We know that this is a terrible line for the second player, Given this, we can ask ourselves a very simple question; was it better for Player 2 to play a 2/3 minion instead? The (unfortunate) answer to that question is; “no, not necessarily”.  To see why, all one has to do is tweak the example a little bit:

Simple Example #4:

  • I play a haunted creeper

    …they play a 2/3

    …I play a abusive sergeant and kill their 2/3.

In this example all I did was change the minion (from the ‘Wolf’ to ‘Sergeant’) and poor old Player Two is still in a bad spot. The point I am making here is that it is rarely possible to play around every possible card your opponent may have. A lot of the time you just have to ‘pick your poison‘, so to speak.

[…] Being strong against one sort of attack often comes at the cost of being weak to another.
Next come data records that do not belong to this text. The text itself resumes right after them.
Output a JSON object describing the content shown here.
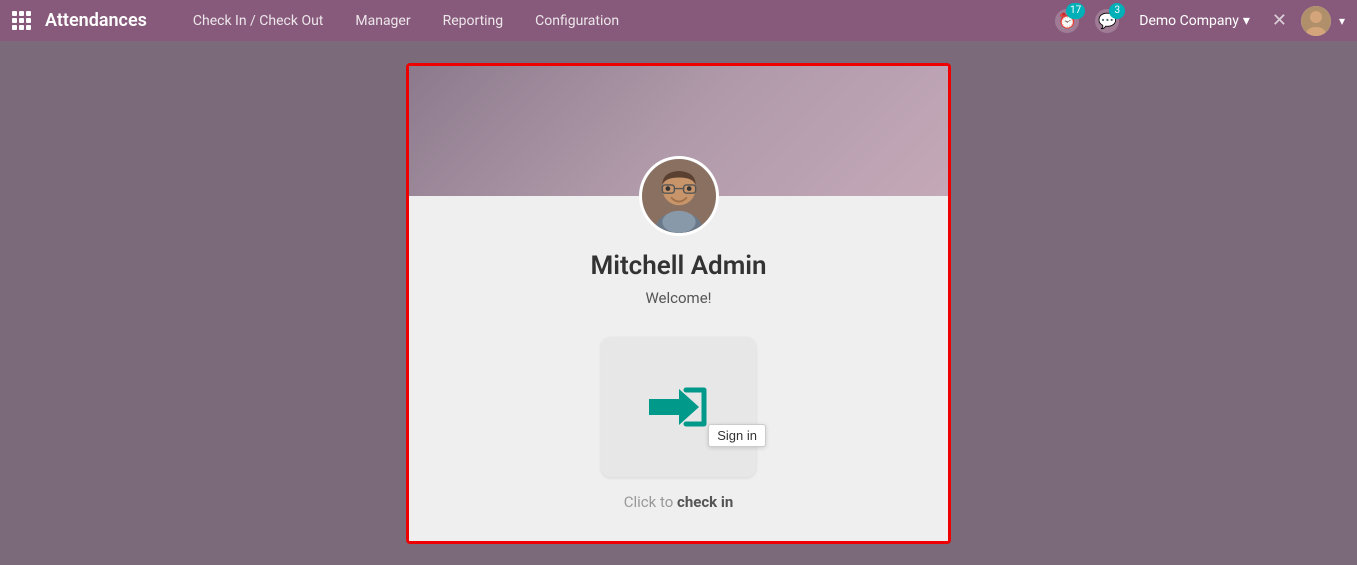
{
  "navbar": {
    "brand": "Attendances",
    "menu": [
      {
        "label": "Check In / Check Out"
      },
      {
        "label": "Manager"
      },
      {
        "label": "Reporting"
      },
      {
        "label": "Configuration"
      }
    ],
    "notifications_count": "17",
    "messages_count": "3",
    "company": "Demo Company",
    "company_chevron": "▾"
  },
  "card": {
    "user_name": "Mitchell Admin",
    "welcome": "Welcome!",
    "checkin_label_prefix": "Click to ",
    "checkin_label_bold": "check in",
    "signin_tooltip": "Sign in"
  }
}
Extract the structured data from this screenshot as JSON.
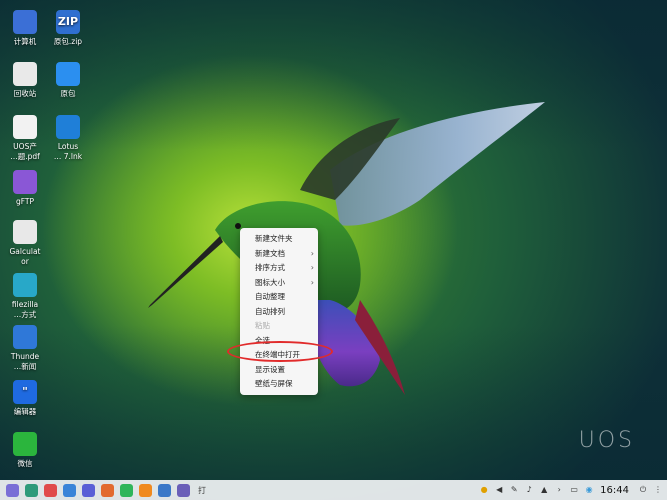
{
  "desktop_icons": [
    {
      "label": "计算机",
      "icon": "computer-icon",
      "color": "#3b6fd6"
    },
    {
      "label": "原包.zip",
      "icon": "zip-file-icon",
      "color": "#2f6fd0",
      "glyph": "ZIP"
    },
    {
      "label": "回收站",
      "icon": "trash-icon",
      "color": "#e9e9e9"
    },
    {
      "label": "原包",
      "icon": "folder-icon",
      "color": "#2b8ff0"
    },
    {
      "label": "UOS产\n…题.pdf",
      "icon": "pdf-file-icon",
      "color": "#f2f2f2"
    },
    {
      "label": "Lotus\n… 7.lnk",
      "icon": "lotus-shortcut-icon",
      "color": "#1f7fd8"
    },
    {
      "label": "gFTP",
      "icon": "gftp-icon",
      "color": "#8a57d6"
    },
    {
      "label": "Galculat\nor",
      "icon": "calculator-icon",
      "color": "#e8e8e8"
    },
    {
      "label": "filezilla\n…方式",
      "icon": "filezilla-icon",
      "color": "#28a8c8"
    },
    {
      "label": "Thunde\n…新闻",
      "icon": "thunderbird-icon",
      "color": "#2f78d8"
    },
    {
      "label": "编辑器",
      "icon": "editor-icon",
      "color": "#1f6ae0",
      "glyph": "\""
    },
    {
      "label": "微信",
      "icon": "wechat-icon",
      "color": "#2bb53d"
    }
  ],
  "context_menu": {
    "items": [
      {
        "label": "新建文件夹",
        "has_submenu": false,
        "disabled": false
      },
      {
        "label": "新建文档",
        "has_submenu": true,
        "disabled": false
      },
      {
        "label": "排序方式",
        "has_submenu": true,
        "disabled": false
      },
      {
        "label": "图标大小",
        "has_submenu": true,
        "disabled": false
      },
      {
        "label": "自动整理",
        "has_submenu": false,
        "disabled": false
      },
      {
        "label": "自动排列",
        "has_submenu": false,
        "disabled": false
      },
      {
        "label": "粘贴",
        "has_submenu": false,
        "disabled": true
      },
      {
        "label": "全选",
        "has_submenu": false,
        "disabled": false
      },
      {
        "label": "在终端中打开",
        "has_submenu": false,
        "disabled": false,
        "highlighted": true
      },
      {
        "label": "显示设置",
        "has_submenu": false,
        "disabled": false
      },
      {
        "label": "壁纸与屏保",
        "has_submenu": false,
        "disabled": false
      }
    ],
    "submenu_arrow": "›"
  },
  "wallpaper": {
    "brand_text": "UOS"
  },
  "taskbar": {
    "apps": [
      {
        "icon": "launcher-icon",
        "color": "#7a6fd6"
      },
      {
        "icon": "multitask-icon",
        "color": "#2e9a7a"
      },
      {
        "icon": "app-store-icon",
        "color": "#e04a4a"
      },
      {
        "icon": "file-manager-icon",
        "color": "#3a84d8"
      },
      {
        "icon": "browser-icon",
        "color": "#5a5fd6"
      },
      {
        "icon": "image-viewer-icon",
        "color": "#e26a2f"
      },
      {
        "icon": "music-icon",
        "color": "#2fb55a"
      },
      {
        "icon": "archive-icon",
        "color": "#f08a1f"
      },
      {
        "icon": "document-viewer-icon",
        "color": "#3a78c8"
      },
      {
        "icon": "settings-icon",
        "color": "#6a5fb8"
      }
    ],
    "taskbar_text_badge": "打",
    "clock": "16:44"
  }
}
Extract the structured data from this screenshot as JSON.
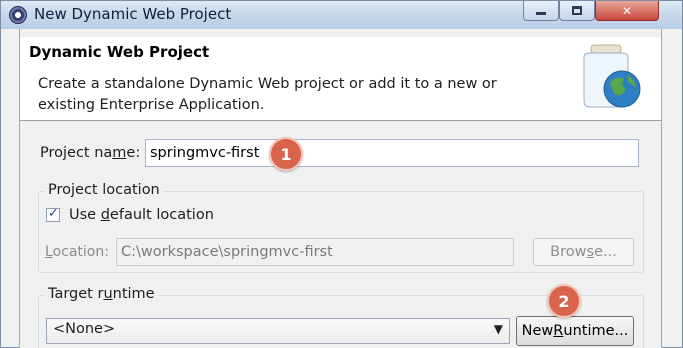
{
  "window": {
    "title": "New Dynamic Web Project",
    "buttons": {
      "minimize": "minimize",
      "maximize": "maximize",
      "close": "close"
    }
  },
  "banner": {
    "title": "Dynamic Web Project",
    "description": "Create a standalone Dynamic Web project or add it to a new or existing Enterprise Application."
  },
  "project_name": {
    "label_pre": "Project na",
    "label_accel": "m",
    "label_post": "e:",
    "value": "springmvc-first"
  },
  "project_location": {
    "legend": "Project location",
    "use_default": {
      "label_pre": "Use ",
      "label_accel": "d",
      "label_post": "efault location",
      "checked": true
    },
    "location_label_accel": "L",
    "location_label_post": "ocation:",
    "location_value": "C:\\workspace\\springmvc-first",
    "browse_pre": "Brow",
    "browse_accel": "s",
    "browse_post": "e..."
  },
  "target_runtime": {
    "legend_pre": "Target r",
    "legend_accel": "u",
    "legend_post": "ntime",
    "selected": "<None>",
    "new_runtime_pre": "New ",
    "new_runtime_accel": "R",
    "new_runtime_post": "untime..."
  },
  "annotations": {
    "badge_1": "1",
    "badge_2": "2"
  },
  "colors": {
    "badge": "#d9634d",
    "titlebar": "#c8d9ee",
    "close_button": "#c7463a"
  },
  "icons": {
    "app": "eclipse-icon",
    "banner": "jar-globe-icon",
    "dropdown": "chevron-down-icon",
    "check": "checkmark-icon"
  }
}
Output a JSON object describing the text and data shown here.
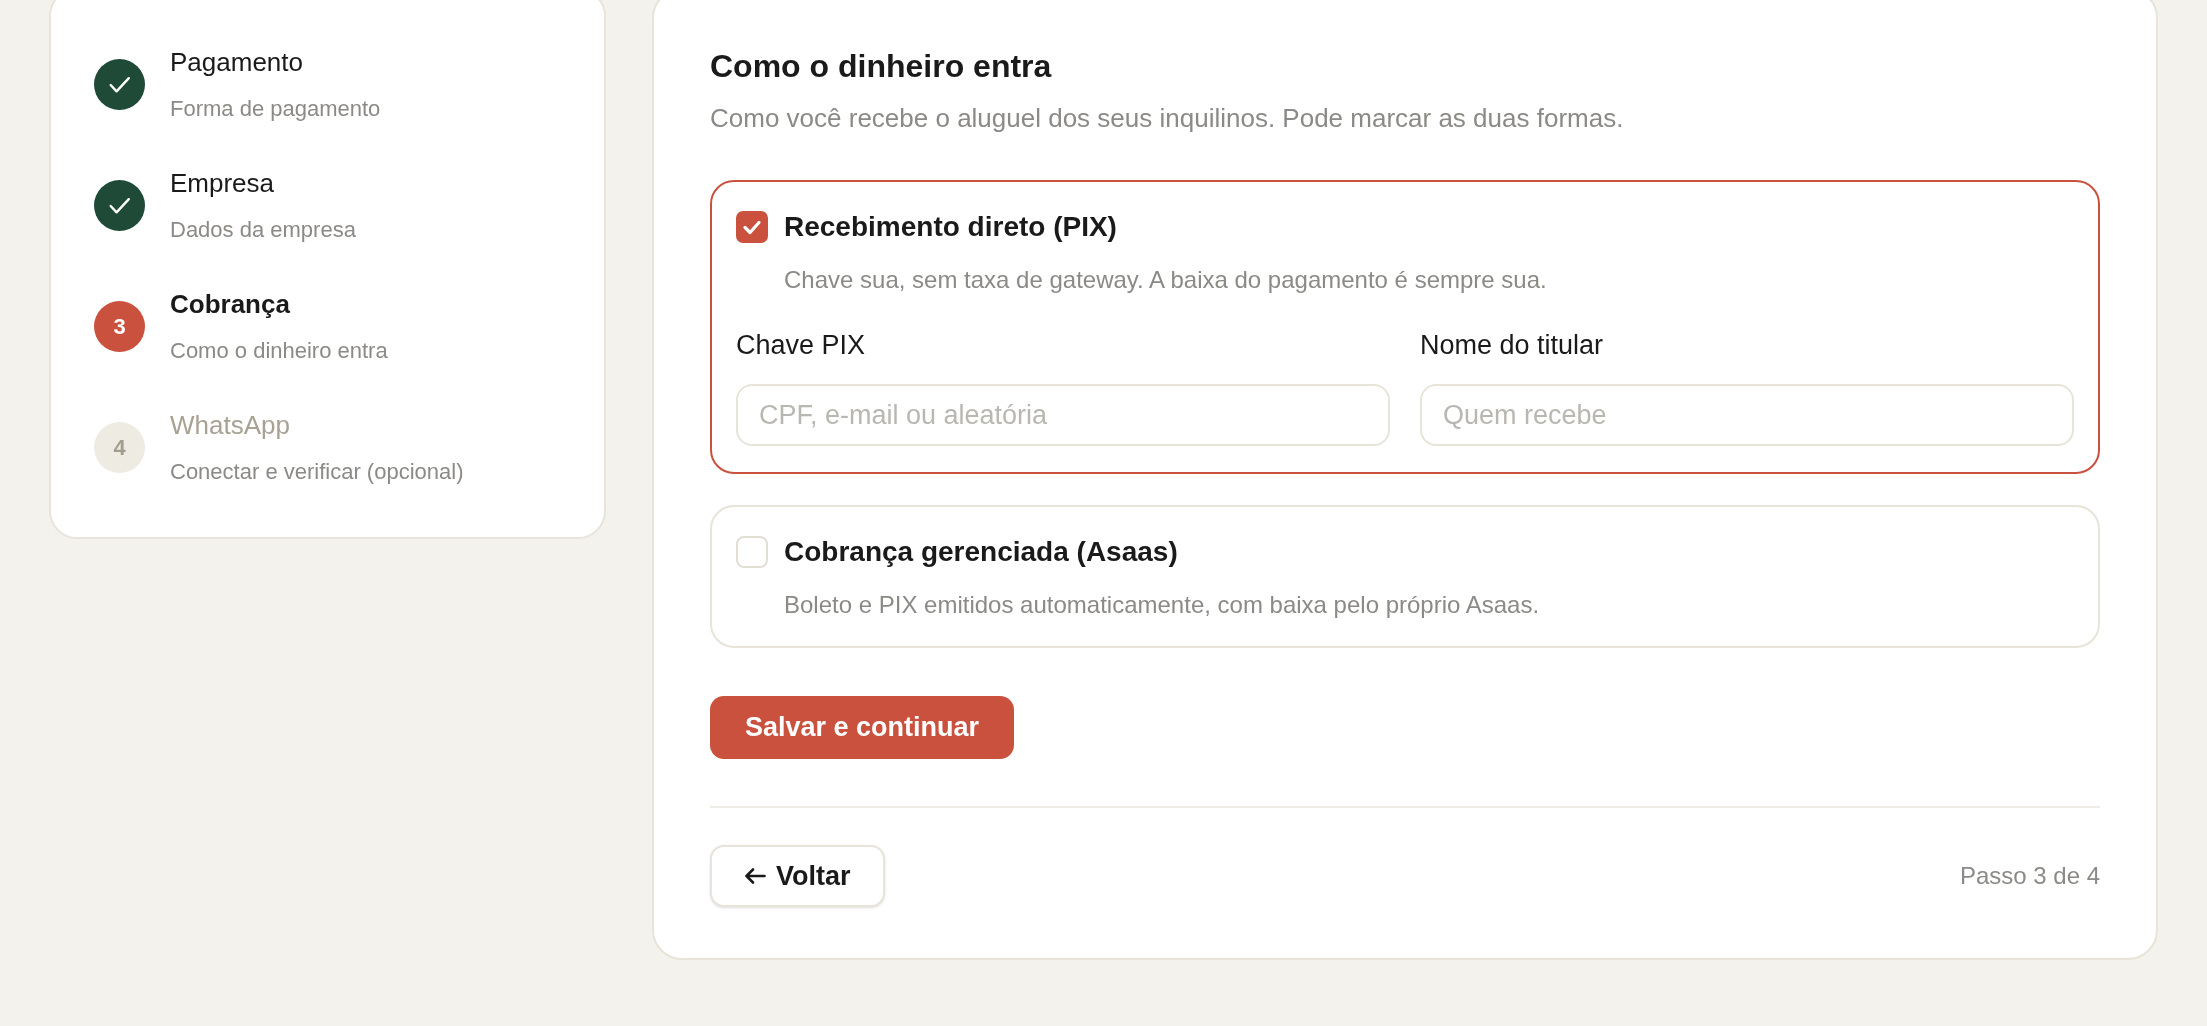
{
  "steps": [
    {
      "title": "Pagamento",
      "subtitle": "Forma de pagamento",
      "completed": true,
      "selected": false
    },
    {
      "title": "Empresa",
      "subtitle": "Dados da empresa",
      "completed": true,
      "selected": false
    },
    {
      "number": "3",
      "title": "Cobrança",
      "subtitle": "Como o dinheiro entra",
      "completed": false,
      "selected": true
    },
    {
      "number": "4",
      "title": "WhatsApp",
      "subtitle": "Conectar e verificar (opcional)",
      "completed": false,
      "selected": false
    }
  ],
  "form": {
    "title": "Como o dinheiro entra",
    "description": "Como você recebe o aluguel dos seus inquilinos. Pode marcar as duas formas.",
    "options": [
      {
        "title": "Recebimento direto (PIX)",
        "description": "Chave sua, sem taxa de gateway. A baixa do pagamento é sempre sua.",
        "checked": true,
        "fields": [
          {
            "label": "Chave PIX",
            "placeholder": "CPF, e-mail ou aleatória"
          },
          {
            "label": "Nome do titular",
            "placeholder": "Quem recebe"
          }
        ]
      },
      {
        "title": "Cobrança gerenciada (Asaas)",
        "description": "Boleto e PIX emitidos automaticamente, com baixa pelo próprio Asaas.",
        "checked": false
      }
    ],
    "primary_button": "Salvar e continuar",
    "back_button": "Voltar",
    "step_counter": "Passo 3 de 4"
  }
}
So, what can we do? Well, here is [one idea]:

  • Play around cards based on (a) how devastating they are and (b) how likely it is that your opponent [has them in hand].

[…]When deciding whether to play the 3/2 or the 2/3 we now have a theoretical framework to base our decision on. The theory claims that — in the situations where we must choose– it is better to make ourselves strong against good–and probable– play instead of making ourselves strong against the weak(er)– and less likely– play. In this specific case, [if we assume that the wolf is more likely than the Abusive then] we ought to drop the 2/3 and hope for the best.

But if you were expecting this guide to be full of simply little rules you can unthinkingly follow in you games I am now going to disappoint you. The above analysis suggests that the 2/3 is better since it nicely plays around a dire wolf.

But here’s the catch; 3/2 minions counter most 3-drops, whereas 2/3’s don’t.  Allow me to illustrate:

Simple Example #5:

  • I play a haunted creeper

     …they play a 2/3

    …I play a 3/3 minion.

So this time we are not looking at special minions and are instead asking ourselves what happens if we simply play a decent body on curve.  The 2/3 in this case can’t trade with the creeper nor with the 3/3 so the minion ends up stranded with nothing to do.  If Player Two had played a 3/2 instead then they would have a decent trade to make.  What we are learning then, is no matter what we play [or what we try to play around] there is a counter.

Conclusion

Short and Sweet. 🙂 Hopefully this article helped some of you better understand what and how and why you should try to ‘play around’ certain possibilities.

Any comments, Questions, etc just ask!

References and further reading

Other Episodes in concepts explained Series: